> Excerpts from an interface dataset:

[Start of Attachment]

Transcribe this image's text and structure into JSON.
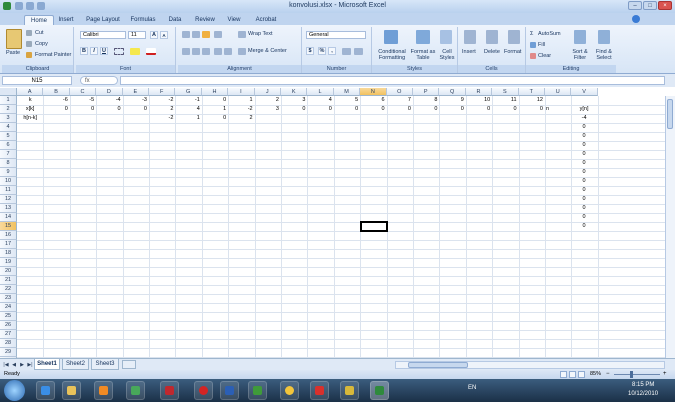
{
  "app": {
    "window_title": "konvolusi.xlsx - Microsoft Excel",
    "tabs": [
      "Home",
      "Insert",
      "Page Layout",
      "Formulas",
      "Data",
      "Review",
      "View",
      "Acrobat"
    ],
    "active_tab": "Home"
  },
  "ribbon": {
    "clipboard": {
      "paste": "Paste",
      "cut": "Cut",
      "copy": "Copy",
      "format_painter": "Format Painter",
      "label": "Clipboard"
    },
    "font": {
      "family": "Calibri",
      "size": "11",
      "bold": "B",
      "italic": "I",
      "underline": "U",
      "grow": "A",
      "shrink": "A",
      "label": "Font"
    },
    "alignment": {
      "wrap_text": "Wrap Text",
      "merge_center": "Merge & Center",
      "label": "Alignment"
    },
    "number": {
      "format": "General",
      "currency": "$",
      "percent": "%",
      "comma": ",",
      "label": "Number"
    },
    "styles": {
      "conditional": "Conditional Formatting",
      "format_table": "Format as Table",
      "cell_styles": "Cell Styles",
      "label": "Styles"
    },
    "cells": {
      "insert": "Insert",
      "delete": "Delete",
      "format": "Format",
      "label": "Cells"
    },
    "editing": {
      "autosum": "AutoSum",
      "fill": "Fill",
      "clear": "Clear",
      "sort_filter": "Sort & Filter",
      "find_select": "Find & Select",
      "label": "Editing"
    }
  },
  "formula_bar": {
    "name_box": "N15",
    "fx": "fx",
    "content": ""
  },
  "columns": [
    "A",
    "B",
    "C",
    "D",
    "E",
    "F",
    "G",
    "H",
    "I",
    "J",
    "K",
    "L",
    "M",
    "N",
    "O",
    "P",
    "Q",
    "R",
    "S",
    "T",
    "U",
    "V"
  ],
  "selected_col": "N",
  "selected_row": 15,
  "rows": 30,
  "cells": {
    "row1": {
      "A": "k",
      "B": "-6",
      "C": "-5",
      "D": "-4",
      "E": "-3",
      "F": "-2",
      "G": "-1",
      "H": "0",
      "I": "1",
      "J": "2",
      "K": "3",
      "L": "4",
      "M": "5",
      "N": "6",
      "O": "7",
      "P": "8",
      "Q": "9",
      "R": "10",
      "S": "11",
      "T": "12"
    },
    "row2": {
      "A": "x[k]",
      "B": "0",
      "C": "0",
      "D": "0",
      "E": "0",
      "F": "2",
      "G": "4",
      "H": "1",
      "I": "-2",
      "J": "3",
      "K": "0",
      "L": "0",
      "M": "0",
      "N": "0",
      "O": "0",
      "P": "0",
      "Q": "0",
      "R": "0",
      "S": "0",
      "T": "0",
      "U": "n",
      "V": "y[n]"
    },
    "row3": {
      "A": "h[n-k]",
      "F": "-2",
      "G": "1",
      "H": "0",
      "I": "2",
      "V": "-4"
    },
    "colV": [
      "0",
      "0",
      "0",
      "0",
      "0",
      "0",
      "0",
      "0",
      "0",
      "0",
      "0",
      "0"
    ]
  },
  "sheets": [
    "Sheet1",
    "Sheet2",
    "Sheet3"
  ],
  "active_sheet": "Sheet1",
  "status": {
    "ready": "Ready",
    "zoom": "85%"
  },
  "taskbar": {
    "language": "EN",
    "time": "8:15 PM",
    "date": "10/12/2010"
  }
}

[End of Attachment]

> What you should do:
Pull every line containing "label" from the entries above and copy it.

> Answer:
      "label": "Clipboard"
      "label": "Font"
      "label": "Alignment"
      "label": "Number"
      "label": "Styles"
      "label": "Cells"
      "label": "Editing"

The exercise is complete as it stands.